| Task details |
Omit all pictures and give the records below again exactly as written.

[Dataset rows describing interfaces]
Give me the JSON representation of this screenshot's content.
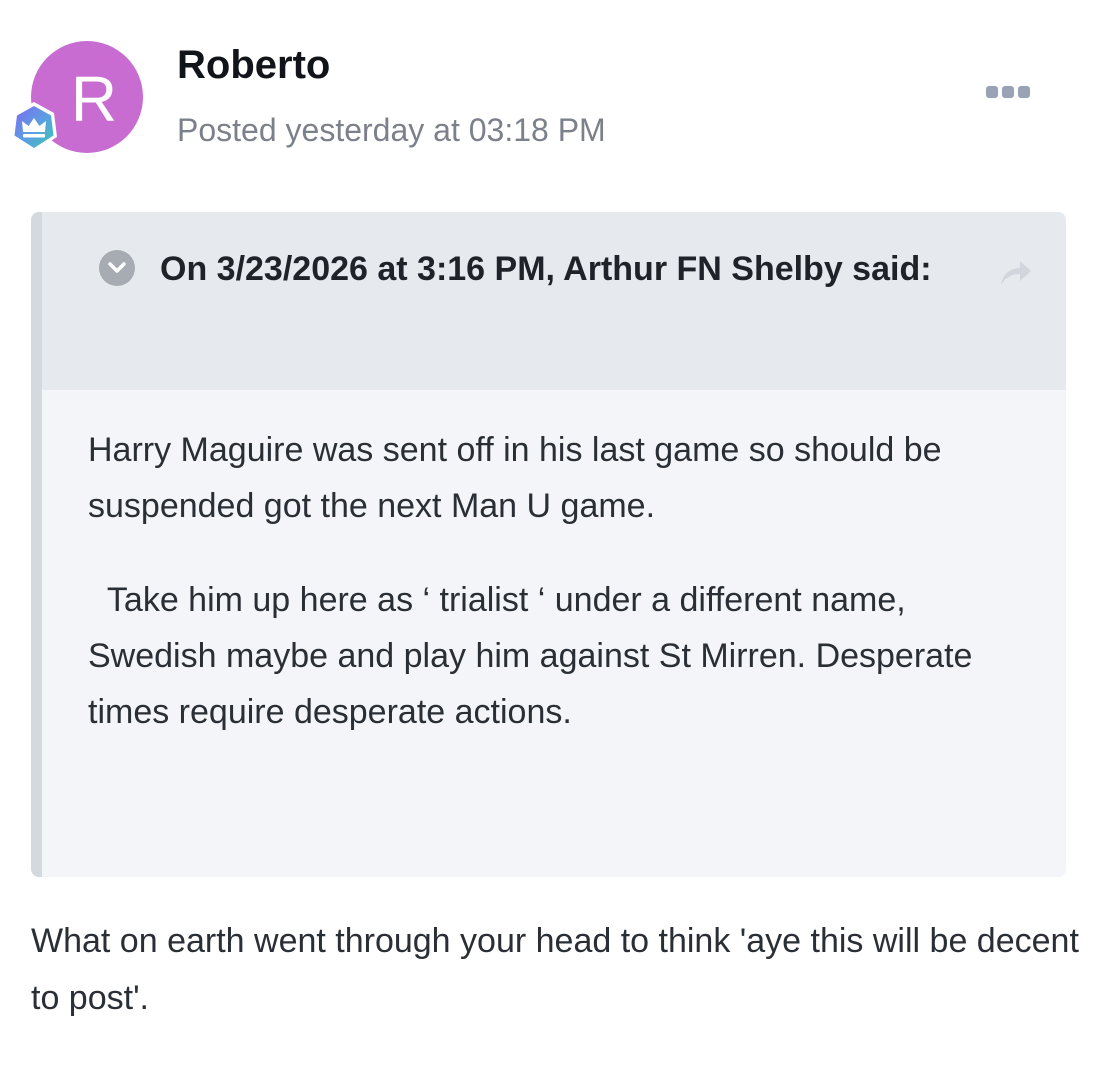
{
  "post": {
    "author": {
      "name": "Roberto",
      "avatar_letter": "R",
      "avatar_color": "#c86cd1",
      "rank_badge_icon": "crown-icon"
    },
    "timestamp": "Posted yesterday at 03:18 PM",
    "menu_icon": "ellipsis-icon",
    "quote": {
      "citation": "On 3/23/2026 at 3:16 PM, Arthur FN Shelby said:",
      "collapse_icon": "chevron-down-icon",
      "share_icon": "share-arrow-icon",
      "paragraphs": [
        "Harry Maguire was sent off in his last game so should be suspended got the next Man U game.",
        "  Take him up here as ‘ trialist ‘ under a different name, Swedish maybe and play him against St Mirren. Desperate times require desperate actions."
      ]
    },
    "reply": "What on earth went through your head to think 'aye this will be decent to post'."
  }
}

| Answer for the task |
Give me the JSON representation of this screenshot's content.
{
  "post": {
    "author": {
      "name": "Roberto",
      "avatar_letter": "R",
      "avatar_color": "#c86cd1",
      "rank_badge_icon": "crown-icon"
    },
    "timestamp": "Posted yesterday at 03:18 PM",
    "menu_icon": "ellipsis-icon",
    "quote": {
      "citation": "On 3/23/2026 at 3:16 PM, Arthur FN Shelby said:",
      "collapse_icon": "chevron-down-icon",
      "share_icon": "share-arrow-icon",
      "paragraphs": [
        "Harry Maguire was sent off in his last game so should be suspended got the next Man U game.",
        "  Take him up here as ‘ trialist ‘ under a different name, Swedish maybe and play him against St Mirren. Desperate times require desperate actions."
      ]
    },
    "reply": "What on earth went through your head to think 'aye this will be decent to post'."
  }
}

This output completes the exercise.